UK Domicile

If you were once resident in the UK and are now resident in the Cayman Islands, then knowing your tax status and your UK tax obligations is very important. Equally, if you are thinking of emigrating the same is true. The Finance Act 2013 introduced a statutory residence test (SRT) that came into effect on 6th April 2013. The legislation is helpful in setting out the steps you need to take to cease UK residence.

Usefully for Caymanian residents, the SRT makes remaining non-UK resident much clearer even if you still have connections to the UK. The SRT allows you to be certain that, if you visit the UK for no more than a certain number of days, you will not be regarded as UK resident. This will be helpful to Caymanians who wish to continue to visit family or friends in the UK, knowing that in doing so, they will not establish tax residence in the UK. Additionally, should you wish to return to the UK at any point there are clear, if complex, rules which will help you plan with certainty on what date you will become UK resident. This means you can plan, take any necessary advice and organize your affairs tax efficiently prior to acquiring UK residence.

The following is a general overview of the SRT and in particular, how to become and remain a non-resident of the UK. We also talk about how to change your domicile (and some difficulties which may arise).

The process and tax analysis required in order to determine your residence status can be complicated and is specific to an individual’s own circumstances. If you want formal (or informal) advice on this or any other aspect of UK taxation, the team at Hotchkiss Associates Limited can help.

The Statutory Residence Test (SRT)

The SRT took a long time to be formulated. HMRC heralded the new rules as “uncomplicated” and that “taxpayers will be able to determine their residence status with clarity”. HMRC have produced guidance regarding residence and domicile (RDR1) which includes the SRT.

Whilst we agree the rules are clear, they are actually very complex and tax advice is likely to be needed in many circumstances.

Leavers

A ‘Leaver’ is simply someone who was a UK resident in one or more of the three previous tax years and then leaves the UK for another country such as Cayman.

Arriver

An ‘Arriver’ is someone who was not a UK resident in one or more of the three previous tax years. Read on to learn more about the various tax obligations for an ‘Arriver’ and some helpful questions you can ask yourself to confirm your status.

Arriving in the UK

It is easier to establish residence in the UK than it is to cease UK residence if you move to Cayman. There are five cases where a split year treatment is available and you will become UK resident from the date of arrival. Read on to learn about these various cases.

Domicile

It is important to note that, even if you have become a non-resident of the UK and a Cayman resident, it is your domicile status which will determine whether you are liable to pay UK Inheritance Tax (IHT). Many individuals assume that because they are non-UK resident that they are also non-UK domiciled and hence outside the scope of UK IHT. This is certainly not the case! If you wish to avoid UK IHT on your worldwide assets then you must change your domicile to the Cayman Islands. If you are non-UK domiciled you will only be liable to IHT on assets located in the UK.

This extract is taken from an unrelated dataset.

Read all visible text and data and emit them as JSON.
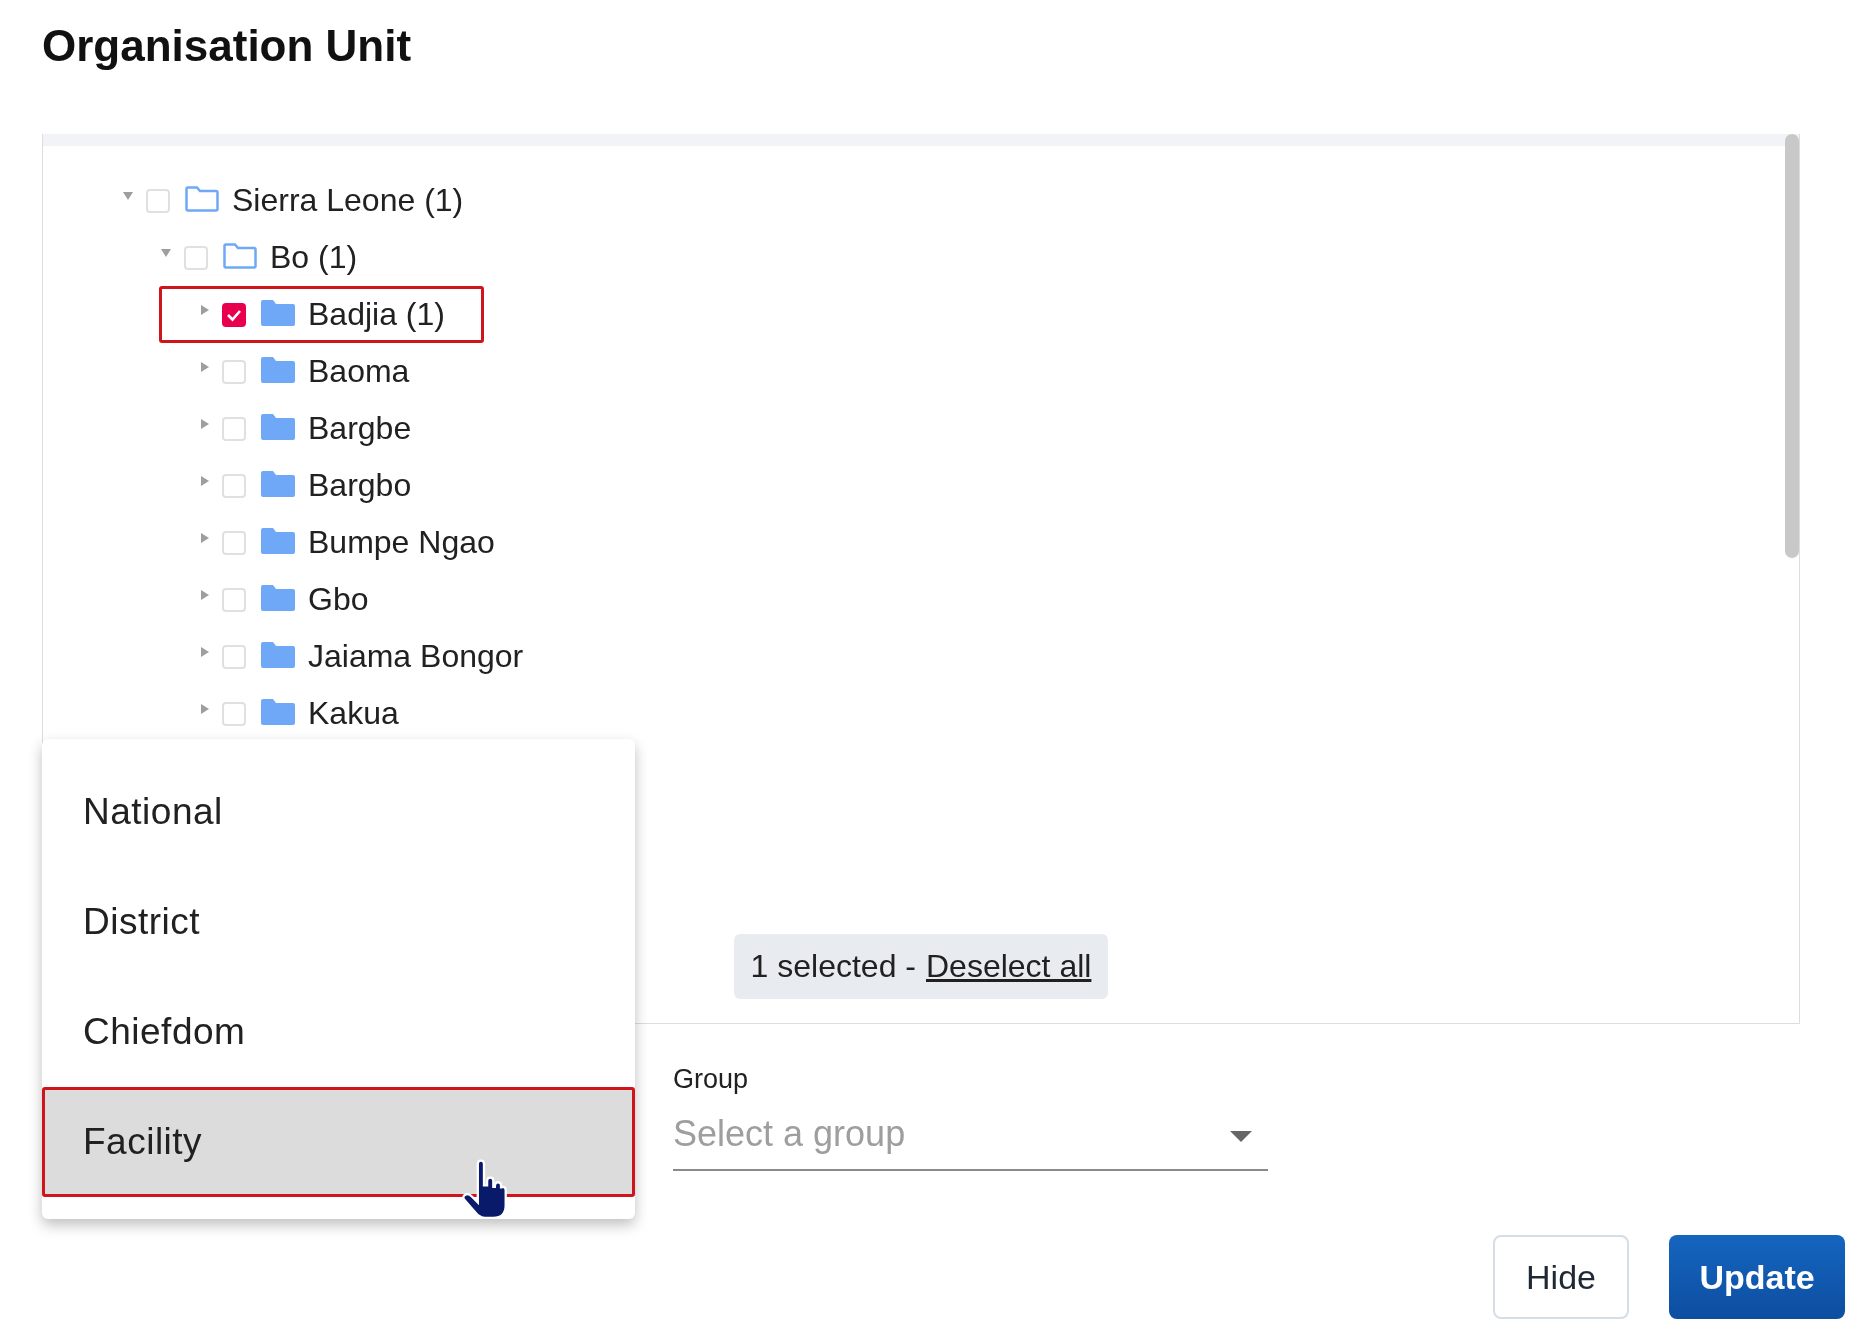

Advice on UK Tax & Domicile

If you would like formal (or informal) advice on this subject then please contact the tax specialist below who wrote all of the UK tax and domicile related information on this website and in the Cayman Resident magazine.

Hotchkiss Associates Limited